▸ **GOAL OF THE EXERCISE**: Could the data below be copied out in full, word for word?

*** PROVIDED INFORMATION ***

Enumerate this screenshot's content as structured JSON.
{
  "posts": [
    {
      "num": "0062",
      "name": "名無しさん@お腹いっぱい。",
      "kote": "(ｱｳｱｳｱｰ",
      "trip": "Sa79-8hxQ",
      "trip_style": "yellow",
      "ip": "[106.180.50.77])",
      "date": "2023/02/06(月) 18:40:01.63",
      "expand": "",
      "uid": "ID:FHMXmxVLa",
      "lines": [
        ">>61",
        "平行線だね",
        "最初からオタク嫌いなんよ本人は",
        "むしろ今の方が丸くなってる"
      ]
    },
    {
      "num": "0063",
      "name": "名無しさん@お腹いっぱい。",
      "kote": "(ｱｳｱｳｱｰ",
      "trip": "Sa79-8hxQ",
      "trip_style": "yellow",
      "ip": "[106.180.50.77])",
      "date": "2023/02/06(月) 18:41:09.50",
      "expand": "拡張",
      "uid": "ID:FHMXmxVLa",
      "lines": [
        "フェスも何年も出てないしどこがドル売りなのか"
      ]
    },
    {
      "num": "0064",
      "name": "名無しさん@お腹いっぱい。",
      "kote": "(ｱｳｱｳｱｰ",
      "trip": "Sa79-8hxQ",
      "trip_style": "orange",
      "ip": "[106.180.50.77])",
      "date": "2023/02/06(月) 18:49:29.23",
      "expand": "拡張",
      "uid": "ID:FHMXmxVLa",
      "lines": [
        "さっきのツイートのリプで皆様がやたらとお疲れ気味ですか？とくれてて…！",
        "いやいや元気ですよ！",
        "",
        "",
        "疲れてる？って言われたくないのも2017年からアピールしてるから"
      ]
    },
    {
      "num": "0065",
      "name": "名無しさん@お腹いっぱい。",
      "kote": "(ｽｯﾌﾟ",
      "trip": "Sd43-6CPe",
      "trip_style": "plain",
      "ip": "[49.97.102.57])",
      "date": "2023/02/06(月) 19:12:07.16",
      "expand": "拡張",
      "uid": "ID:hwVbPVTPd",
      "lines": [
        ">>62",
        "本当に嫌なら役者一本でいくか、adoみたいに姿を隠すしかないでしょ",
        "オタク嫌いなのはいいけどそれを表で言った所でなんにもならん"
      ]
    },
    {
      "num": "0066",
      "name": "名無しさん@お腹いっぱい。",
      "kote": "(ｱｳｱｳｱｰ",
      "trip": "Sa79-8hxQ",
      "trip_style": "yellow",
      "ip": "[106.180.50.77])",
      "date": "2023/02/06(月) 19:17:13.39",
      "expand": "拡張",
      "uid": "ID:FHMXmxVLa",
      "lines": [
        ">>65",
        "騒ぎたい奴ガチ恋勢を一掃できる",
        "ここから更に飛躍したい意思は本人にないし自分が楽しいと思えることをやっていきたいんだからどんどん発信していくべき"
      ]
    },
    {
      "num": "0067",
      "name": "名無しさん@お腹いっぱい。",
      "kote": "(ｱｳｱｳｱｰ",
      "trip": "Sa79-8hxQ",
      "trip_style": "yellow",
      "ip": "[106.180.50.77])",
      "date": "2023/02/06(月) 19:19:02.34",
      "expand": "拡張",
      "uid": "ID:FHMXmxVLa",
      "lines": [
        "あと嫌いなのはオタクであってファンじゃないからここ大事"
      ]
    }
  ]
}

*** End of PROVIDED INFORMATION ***

▸ **WRITTEN ANSWER**:
Enumerate this screenshot's content as structured JSON.
{
  "posts": [
    {
      "num": "0062",
      "name": "名無しさん@お腹いっぱい。",
      "kote": "(ｱｳｱｳｱｰ",
      "trip": "Sa79-8hxQ",
      "trip_style": "yellow",
      "ip": "[106.180.50.77])",
      "date": "2023/02/06(月) 18:40:01.63",
      "expand": "",
      "uid": "ID:FHMXmxVLa",
      "lines": [
        ">>61",
        "平行線だね",
        "最初からオタク嫌いなんよ本人は",
        "むしろ今の方が丸くなってる"
      ]
    },
    {
      "num": "0063",
      "name": "名無しさん@お腹いっぱい。",
      "kote": "(ｱｳｱｳｱｰ",
      "trip": "Sa79-8hxQ",
      "trip_style": "yellow",
      "ip": "[106.180.50.77])",
      "date": "2023/02/06(月) 18:41:09.50",
      "expand": "拡張",
      "uid": "ID:FHMXmxVLa",
      "lines": [
        "フェスも何年も出てないしどこがドル売りなのか"
      ]
    },
    {
      "num": "0064",
      "name": "名無しさん@お腹いっぱい。",
      "kote": "(ｱｳｱｳｱｰ",
      "trip": "Sa79-8hxQ",
      "trip_style": "orange",
      "ip": "[106.180.50.77])",
      "date": "2023/02/06(月) 18:49:29.23",
      "expand": "拡張",
      "uid": "ID:FHMXmxVLa",
      "lines": [
        "さっきのツイートのリプで皆様がやたらとお疲れ気味ですか？とくれてて…！",
        "いやいや元気ですよ！",
        "",
        "",
        "疲れてる？って言われたくないのも2017年からアピールしてるから"
      ]
    },
    {
      "num": "0065",
      "name": "名無しさん@お腹いっぱい。",
      "kote": "(ｽｯﾌﾟ",
      "trip": "Sd43-6CPe",
      "trip_style": "plain",
      "ip": "[49.97.102.57])",
      "date": "2023/02/06(月) 19:12:07.16",
      "expand": "拡張",
      "uid": "ID:hwVbPVTPd",
      "lines": [
        ">>62",
        "本当に嫌なら役者一本でいくか、adoみたいに姿を隠すしかないでしょ",
        "オタク嫌いなのはいいけどそれを表で言った所でなんにもならん"
      ]
    },
    {
      "num": "0066",
      "name": "名無しさん@お腹いっぱい。",
      "kote": "(ｱｳｱｳｱｰ",
      "trip": "Sa79-8hxQ",
      "trip_style": "yellow",
      "ip": "[106.180.50.77])",
      "date": "2023/02/06(月) 19:17:13.39",
      "expand": "拡張",
      "uid": "ID:FHMXmxVLa",
      "lines": [
        ">>65",
        "騒ぎたい奴ガチ恋勢を一掃できる",
        "ここから更に飛躍したい意思は本人にないし自分が楽しいと思えることをやっていきたいんだからどんどん発信していくべき"
      ]
    },
    {
      "num": "0067",
      "name": "名無しさん@お腹いっぱい。",
      "kote": "(ｱｳｱｳｱｰ",
      "trip": "Sa79-8hxQ",
      "trip_style": "yellow",
      "ip": "[106.180.50.77])",
      "date": "2023/02/06(月) 19:19:02.34",
      "expand": "拡張",
      "uid": "ID:FHMXmxVLa",
      "lines": [
        "あと嫌いなのはオタクであってファンじゃないからここ大事"
      ]
    }
  ]
}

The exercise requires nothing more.